Dubbo releases milestone version with 30% performance improvement

In Dubbo version 2.7.5, the process pool model at the consumer end is optimized because:

"For Dubbo applications before version 2.7.5, especially some consumer applications, when faced with large traffic scenarios that require a large number of services and a large number of concurrencies (typical such as gateway scenarios), there is often the problem of excessive allocation of consumer end processes.".

This change introduces org.apache.dubbo.common.threadpool.ThreadlessExecutor.

The thread pool policy on the consumer side is cached by default. The thread pool will create a thread for each consumption request. When the concurrency of consumer applications is large or the response time of providers is long, there will be a lot of consumer threads.

Consumer thread

Consumer model before version 2.7.5

  1. The consumer business thread initiates a request to get a Future instance
  2. The business thread then calls future.get() to block and wait for the business result to return
  3. The service provider returns the result of the business, which is handled by an independent consumer thread pool for anti serialization, and then calls future.set() to write back the result.
  4. The consumer business thread gets the business result
Consumer thread model after version 2.7.5

  1. The consumer initiates a request and gets a Future instance
  2. Before calling future.get(), call the ThreadlessExecutor.waitAndDrain() method, which will make the consumer business thread wait on a blocking queue
  3. The service provider returns the business result, encapsulates the result into a Runnable Task and adds it to the ThreadlessExecutor queue
  4. The consumer business thread obtains the Task from the queue and executes it in this thread: deserialize and set it into the future
  5. Business threads get results from the future

Compared with the old version, the consumer business thread in version 2.7.5 is responsible for monitoring and parsing the results, which eliminates the additional thread pool overhead on the consumer end and solves the problem of a large number of threads on the consumer end.

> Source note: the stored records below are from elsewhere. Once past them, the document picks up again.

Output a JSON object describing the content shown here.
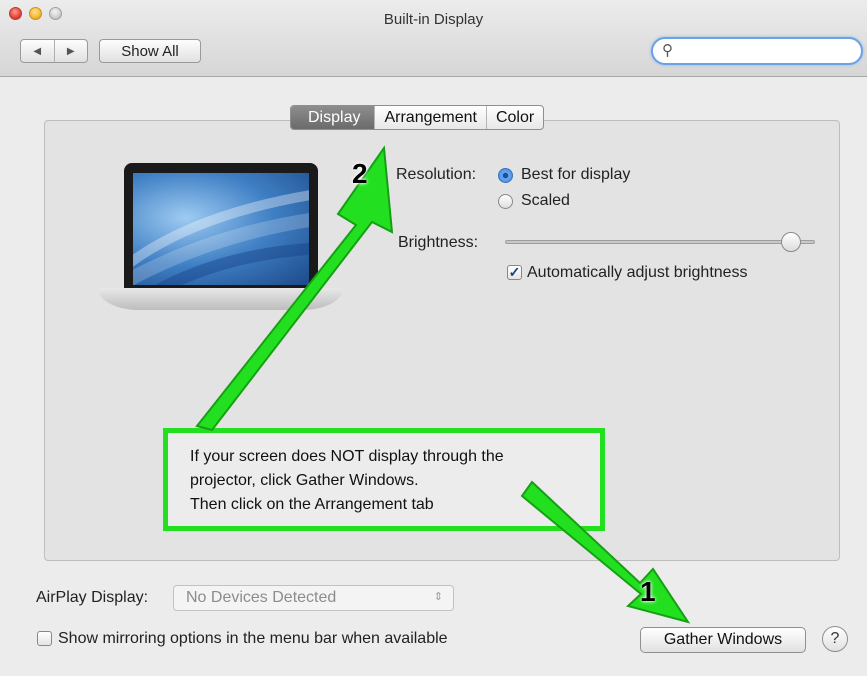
{
  "window": {
    "title": "Built-in Display",
    "show_all": "Show All",
    "nav_back": "◀",
    "nav_forward": "▶",
    "search_placeholder": ""
  },
  "tabs": [
    "Display",
    "Arrangement",
    "Color"
  ],
  "active_tab": "Display",
  "display": {
    "resolution_label": "Resolution:",
    "resolution_options": [
      "Best for display",
      "Scaled"
    ],
    "resolution_selected": "Best for display",
    "brightness_label": "Brightness:",
    "brightness_level": 0.92,
    "auto_brightness_label": "Automatically adjust brightness",
    "auto_brightness_checked": true
  },
  "airplay": {
    "label": "AirPlay Display:",
    "value": "No Devices Detected"
  },
  "mirroring_option": {
    "label": "Show mirroring options in the menu bar when available",
    "checked": false
  },
  "buttons": {
    "gather_windows": "Gather Windows",
    "help": "?"
  },
  "annotation": {
    "text_lines": [
      "If your screen does NOT display through the",
      "projector, click Gather Windows.",
      "Then click on the Arrangement tab"
    ],
    "step1": "1",
    "step2": "2",
    "color": "#22e020"
  }
}
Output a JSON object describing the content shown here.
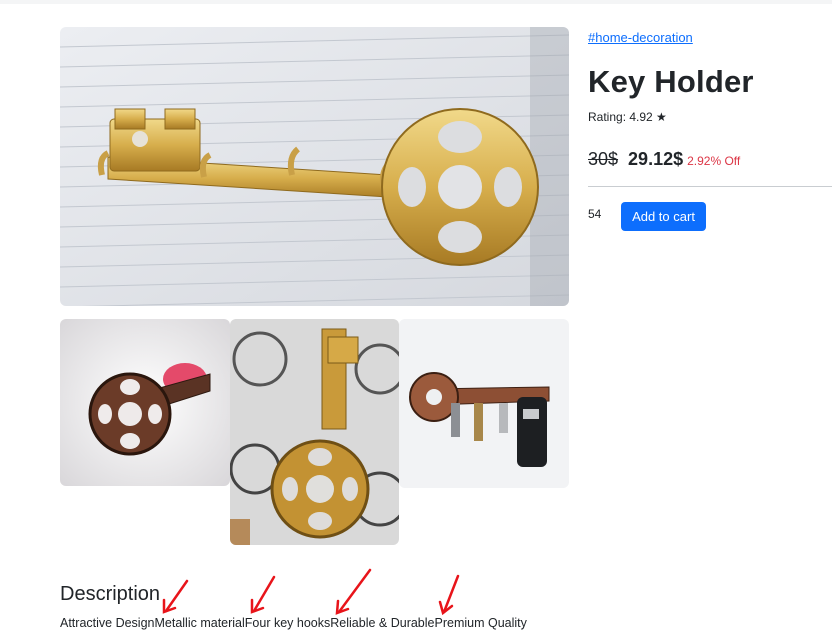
{
  "product": {
    "tag": "#home-decoration",
    "title": "Key Holder",
    "rating": "Rating: 4.92 ★",
    "old_price": "30$",
    "new_price": "29.12$",
    "discount": "2.92% Off",
    "stock": "54",
    "add_to_cart": "Add to cart"
  },
  "description": {
    "heading": "Description",
    "features": [
      "Attractive Design",
      "Metallic material",
      "Four key hooks",
      "Reliable & Durable",
      "Premium Quality"
    ]
  },
  "colors": {
    "accent": "#0d6efd",
    "discount": "#dc3545",
    "annotation_arrow": "#e8141a"
  }
}
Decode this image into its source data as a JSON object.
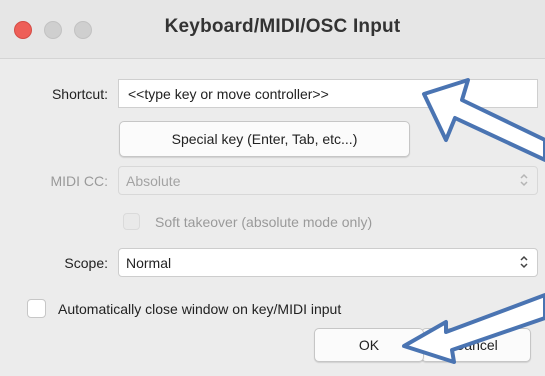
{
  "window": {
    "title": "Keyboard/MIDI/OSC Input"
  },
  "shortcut": {
    "label": "Shortcut:",
    "value": "<<type key or move controller>>"
  },
  "special_key_button": "Special key (Enter, Tab, etc...)",
  "midi_cc": {
    "label": "MIDI CC:",
    "value": "Absolute"
  },
  "soft_takeover": {
    "label": "Soft takeover (absolute mode only)"
  },
  "scope": {
    "label": "Scope:",
    "value": "Normal"
  },
  "auto_close": {
    "label": "Automatically close window on key/MIDI input"
  },
  "buttons": {
    "ok": "OK",
    "cancel": "Cancel"
  },
  "colors": {
    "annotation_arrow": "#4a74b2",
    "close_light": "#ee5f58"
  }
}
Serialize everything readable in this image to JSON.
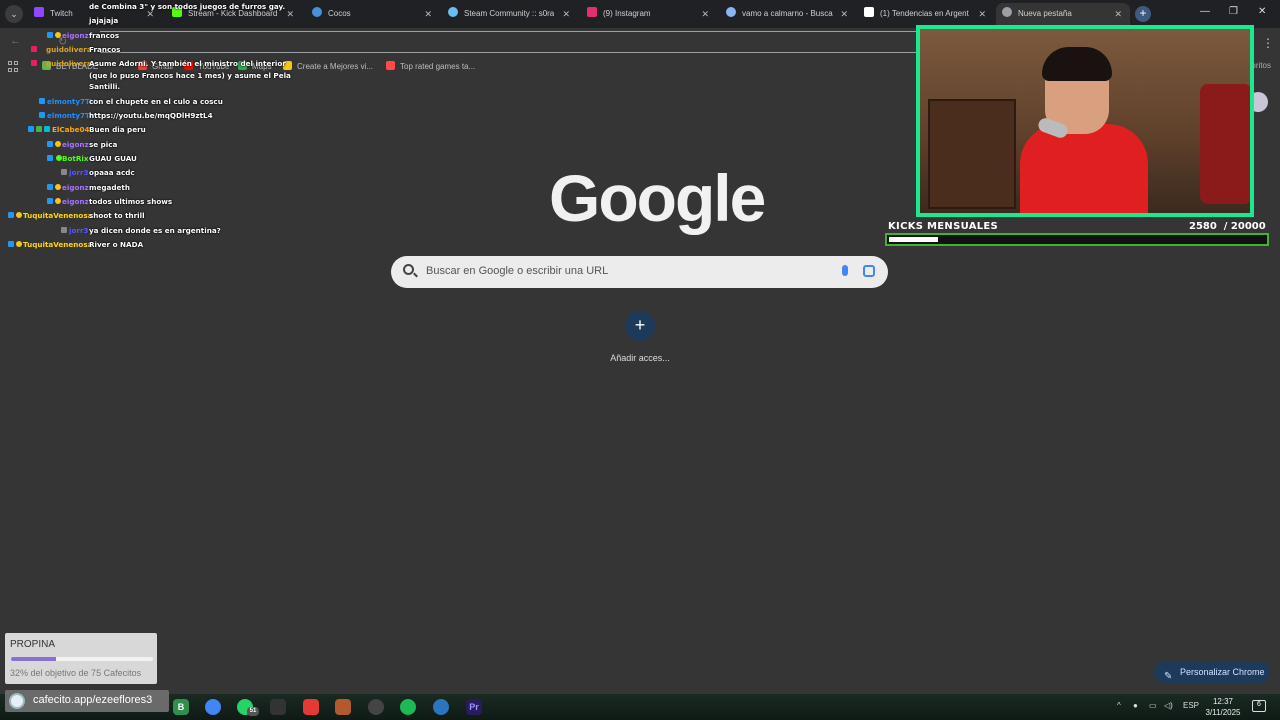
{
  "tabs": [
    {
      "title": "Twitch",
      "color": "#9146ff"
    },
    {
      "title": "Stream - Kick Dashboard",
      "color": "#53fc18"
    },
    {
      "title": "Cocos",
      "color": "#4a90d9"
    },
    {
      "title": "Steam Community :: s0ra",
      "color": "#66c0f4"
    },
    {
      "title": "(9) Instagram",
      "color": "#e1306c"
    },
    {
      "title": "vamo a calmarno - Busca",
      "color": "#8ab4f8"
    },
    {
      "title": "(1) Tendencias en Argent",
      "color": "#ffffff"
    },
    {
      "title": "Nueva pestaña",
      "color": "#9aa0a6"
    }
  ],
  "bookmarks": [
    {
      "label": "BEYBLADE",
      "color": "#6ab04c"
    },
    {
      "label": "Gmail",
      "color": "#ea4335"
    },
    {
      "label": "YouTube",
      "color": "#ff0000"
    },
    {
      "label": "Maps",
      "color": "#34a853"
    },
    {
      "label": "Create a Mejores vi...",
      "color": "#f5c518"
    },
    {
      "label": "Top rated games ta...",
      "color": "#ff4a4a"
    }
  ],
  "bookmarks_right": "Todos los favoritos",
  "google_logo": "Google",
  "search": {
    "placeholder": "Buscar en Google o escribir una URL"
  },
  "shortcut": {
    "label": "Añadir acces..."
  },
  "customize": "Personalizar Chrome",
  "chat": [
    {
      "user": "",
      "text": "de Combina 3\" y son todos juegos de furros gay.",
      "color": "#ffffff"
    },
    {
      "user": "",
      "text": "jajajaja",
      "color": "#ffffff"
    },
    {
      "user": "eigonz",
      "text": "francos",
      "color": "#a970ff"
    },
    {
      "user": "guidolivera",
      "text": "Francos",
      "color": "#daa520"
    },
    {
      "user": "guidolivera",
      "text": "Asume Adorni. Y también el ministro del interior",
      "color": "#daa520"
    },
    {
      "user": "",
      "text": "(que lo puso Francos hace 1 mes) y asume el Pela",
      "color": "#ffffff"
    },
    {
      "user": "",
      "text": "Santilli.",
      "color": "#ffffff"
    },
    {
      "user": "elmonty7TV",
      "text": "con el chupete en el culo a coscu",
      "color": "#1e90ff"
    },
    {
      "user": "elmonty7TV",
      "text": "https://youtu.be/mqQDlH9ztL4",
      "color": "#1e90ff"
    },
    {
      "user": "ElCabe04",
      "text": "Buen dia peru",
      "color": "#ffa500"
    },
    {
      "user": "eigonz",
      "text": "se pica",
      "color": "#a970ff"
    },
    {
      "user": "BotRix",
      "text": "GUAU GUAU",
      "color": "#53fc18"
    },
    {
      "user": "jorr3",
      "text": "opaaa acdc",
      "color": "#5555ff"
    },
    {
      "user": "eigonz",
      "text": "megadeth",
      "color": "#a970ff"
    },
    {
      "user": "eigonz",
      "text": "todos ultimos shows",
      "color": "#a970ff"
    },
    {
      "user": "TuquitaVenenosa",
      "text": "shoot to thrill",
      "color": "#ffd700"
    },
    {
      "user": "jorr3",
      "text": "ya dicen donde es en argentina?",
      "color": "#5555ff"
    },
    {
      "user": "TuquitaVenenosa",
      "text": "River o NADA",
      "color": "#ffd700"
    }
  ],
  "kicks": {
    "label": "KICKS MENSUALES",
    "current": 2580,
    "goal": 20000,
    "value_text": "2580  / 20000"
  },
  "tip": {
    "title": "PROPINA",
    "progress": 0.32,
    "goal_text": "32% del objetivo de 75 Cafecitos"
  },
  "cafecito": "cafecito.app/ezeeflores3",
  "taskbar_icons": [
    {
      "name": "b-app-icon",
      "label": "B",
      "color": "#2f8f4e"
    },
    {
      "name": "chrome-icon",
      "label": "",
      "color": "#4285f4"
    },
    {
      "name": "whatsapp-icon",
      "label": "",
      "color": "#25d366"
    },
    {
      "name": "shield-icon",
      "label": "",
      "color": "#333333"
    },
    {
      "name": "record-icon",
      "label": "",
      "color": "#e53935"
    },
    {
      "name": "ide-icon",
      "label": "",
      "color": "#b4592e"
    },
    {
      "name": "obs-icon",
      "label": "",
      "color": "#444444"
    },
    {
      "name": "spotify-icon",
      "label": "",
      "color": "#1db954"
    },
    {
      "name": "steam-icon",
      "label": "",
      "color": "#2a75bb"
    },
    {
      "name": "premiere-icon",
      "label": "Pr",
      "color": "#2a1a5e"
    }
  ],
  "whatsapp_badge": "51",
  "tray": {
    "lang": "ESP"
  },
  "clock": {
    "time": "12:37",
    "date": "3/11/2025"
  },
  "notifications": "6"
}
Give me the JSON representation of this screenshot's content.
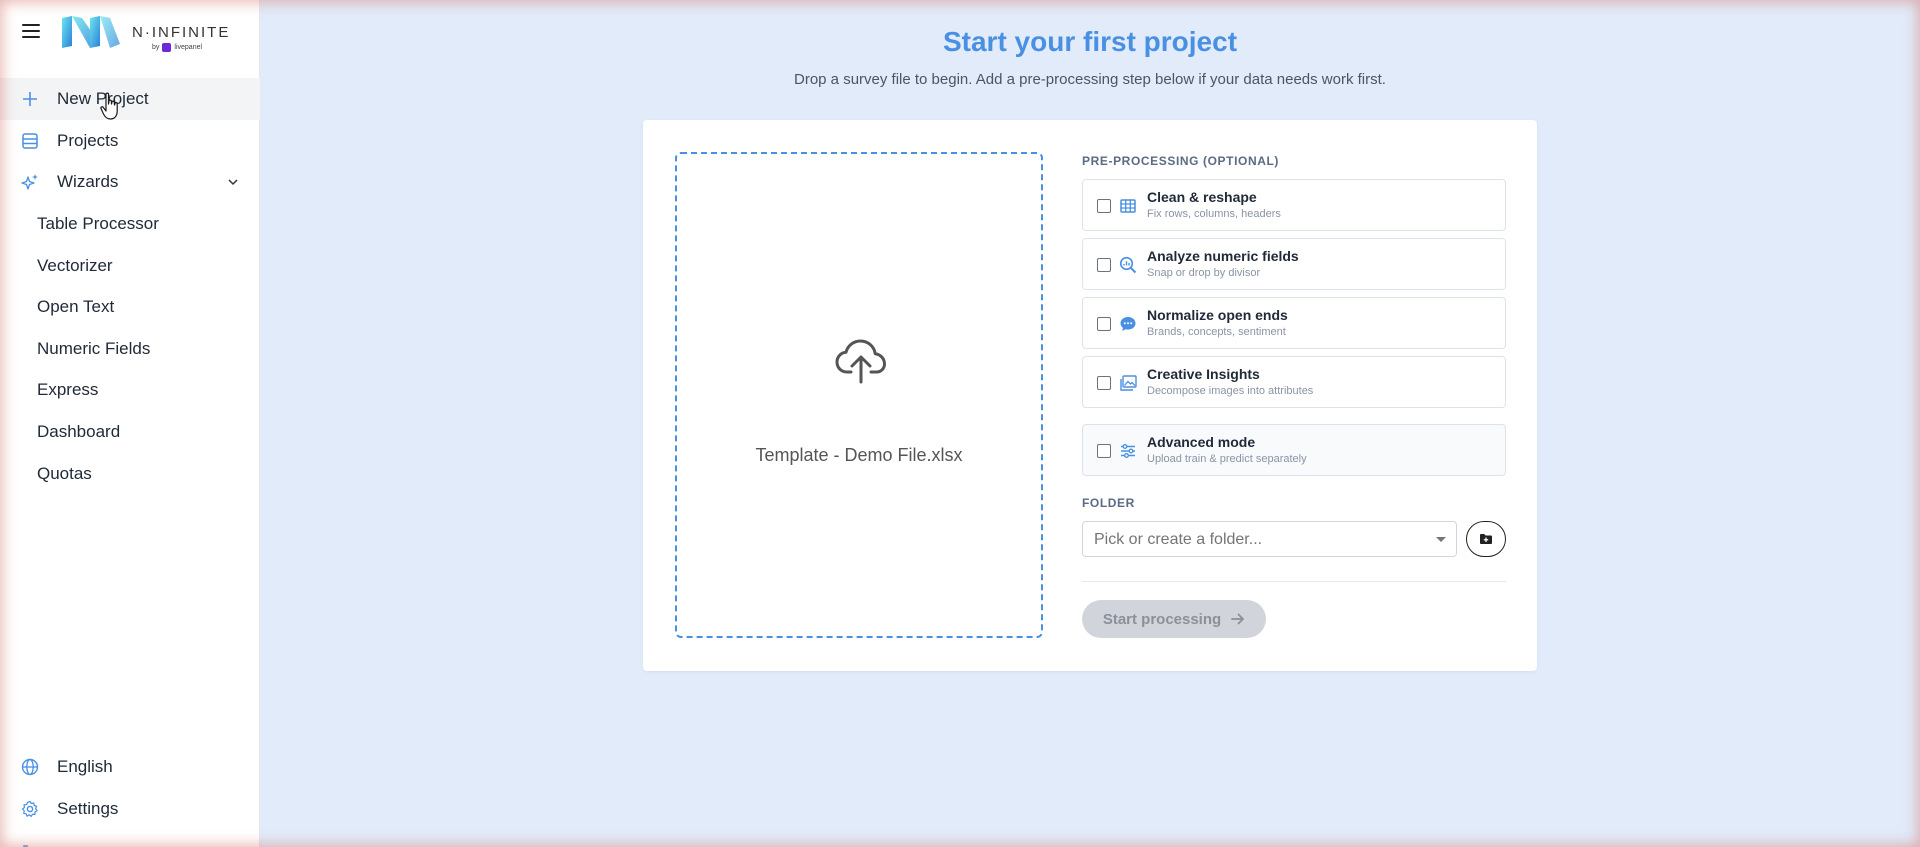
{
  "brand": {
    "name": "N·INFINITE",
    "by": "by",
    "partner": "livepanel"
  },
  "sidebar": {
    "items": [
      {
        "label": "New Project",
        "icon": "plus-icon"
      },
      {
        "label": "Projects",
        "icon": "list-icon"
      },
      {
        "label": "Wizards",
        "icon": "sparkles-icon"
      }
    ],
    "wizards": [
      {
        "label": "Table Processor"
      },
      {
        "label": "Vectorizer"
      },
      {
        "label": "Open Text"
      },
      {
        "label": "Numeric Fields"
      },
      {
        "label": "Express"
      },
      {
        "label": "Dashboard"
      },
      {
        "label": "Quotas"
      }
    ],
    "bottom": [
      {
        "label": "English",
        "icon": "globe-icon"
      },
      {
        "label": "Settings",
        "icon": "gear-icon"
      }
    ]
  },
  "main": {
    "title": "Start your first project",
    "subtitle": "Drop a survey file to begin. Add a pre-processing step below if your data needs work first.",
    "dropzone": {
      "file_name": "Template - Demo File.xlsx",
      "icon": "cloud-upload-icon"
    },
    "preprocessing_label": "PRE-PROCESSING (OPTIONAL)",
    "options": [
      {
        "title": "Clean & reshape",
        "desc": "Fix rows, columns, headers",
        "icon": "table-icon",
        "checked": false
      },
      {
        "title": "Analyze numeric fields",
        "desc": "Snap or drop by divisor",
        "icon": "analytics-search-icon",
        "checked": false
      },
      {
        "title": "Normalize open ends",
        "desc": "Brands, concepts, sentiment",
        "icon": "chat-bubble-icon",
        "checked": false
      },
      {
        "title": "Creative Insights",
        "desc": "Decompose images into attributes",
        "icon": "image-icon",
        "checked": false
      }
    ],
    "advanced": {
      "title": "Advanced mode",
      "desc": "Upload train & predict separately",
      "icon": "sliders-icon",
      "checked": false
    },
    "folder_label": "FOLDER",
    "folder_placeholder": "Pick or create a folder...",
    "start_label": "Start processing"
  },
  "colors": {
    "accent": "#4a90e2",
    "background": "#e1ebfa",
    "disabled_button": "#d1d5db"
  }
}
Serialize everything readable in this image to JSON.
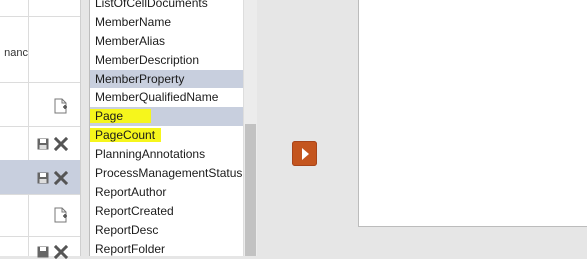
{
  "grid": {
    "column_header": "nanc",
    "icons": [
      {
        "name": "new-document-icon"
      },
      {
        "name": "save-icon"
      },
      {
        "name": "delete-icon"
      }
    ]
  },
  "property_list": {
    "items": [
      {
        "label": "ListOfCellDocuments",
        "selected": false,
        "highlighted": false
      },
      {
        "label": "MemberName",
        "selected": false,
        "highlighted": false
      },
      {
        "label": "MemberAlias",
        "selected": false,
        "highlighted": false
      },
      {
        "label": "MemberDescription",
        "selected": false,
        "highlighted": false
      },
      {
        "label": "MemberProperty",
        "selected": true,
        "highlighted": false
      },
      {
        "label": "MemberQualifiedName",
        "selected": false,
        "highlighted": false
      },
      {
        "label": "Page",
        "selected": true,
        "highlighted": true
      },
      {
        "label": "PageCount",
        "selected": false,
        "highlighted": true
      },
      {
        "label": "PlanningAnnotations",
        "selected": false,
        "highlighted": false
      },
      {
        "label": "ProcessManagementStatus",
        "selected": false,
        "highlighted": false
      },
      {
        "label": "ReportAuthor",
        "selected": false,
        "highlighted": false
      },
      {
        "label": "ReportCreated",
        "selected": false,
        "highlighted": false
      },
      {
        "label": "ReportDesc",
        "selected": false,
        "highlighted": false
      },
      {
        "label": "ReportFolder",
        "selected": false,
        "highlighted": false
      }
    ]
  },
  "move_button": {
    "icon": "arrow-right-icon"
  },
  "colors": {
    "selection": "#c8cfde",
    "highlight": "#f6f61c",
    "move_button": "#c4551e"
  }
}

//org.apache.dubbo.rpc.AsyncRpcResult#get(), where the consumer calls future.get()
public Result get() throws InterruptedException, ExecutionException {
    if (executor != null && executor instanceof ThreadlessExecutor) {
        ThreadlessExecutor threadlessExecutor = (ThreadlessExecutor) executor;
        //Before calling future.get(), call the wait method to make the business thread wait in the queue
    return responseFuture.get();


The biggest difference from ordinary thread pools is that ThreadlessExecutor does not manage any threads.

By calling the execute() method, the tasks submitted to the treadlesexecutor will not be scheduled to specific threads.

public void execute(Runnable runnable) {
    runnable = new RunnableWrapper(runnable);
    synchronized (lock) {
        if (!waiting) {
        } else {
            //After the service provider returns the result, it adds the task to the queue, and then the consumer business thread takes the result from the queue and executes it

Before calling the future.get() method, the consumer business thread waits in a queue until the service provider returns the result

public void waitAndDrain() throws InterruptedException {
    if (finished) {
    //Blocking waits for the service provider to call excute() and write the result to the queue
    Runnable runnable = queue.take();
    synchronized (lock) {
        waiting = false;;

    runnable = queue.poll();
    while (runnable != null) {;
        runnable = queue.poll();
    finished = true;


Before version 2.7.5, the consumer end of dubbo will have too many threads on the consumer end in some cases (the call concurrency is large and the time for the service provider to return the result is long), resulting in oom. Therefore, after version 2.7.5, dubbo adjusted the thread model of the consumer end through local thread reuse (i.e. business thread blocking and waiting) To avoid additional thread consumption.

Topics: Java thread pool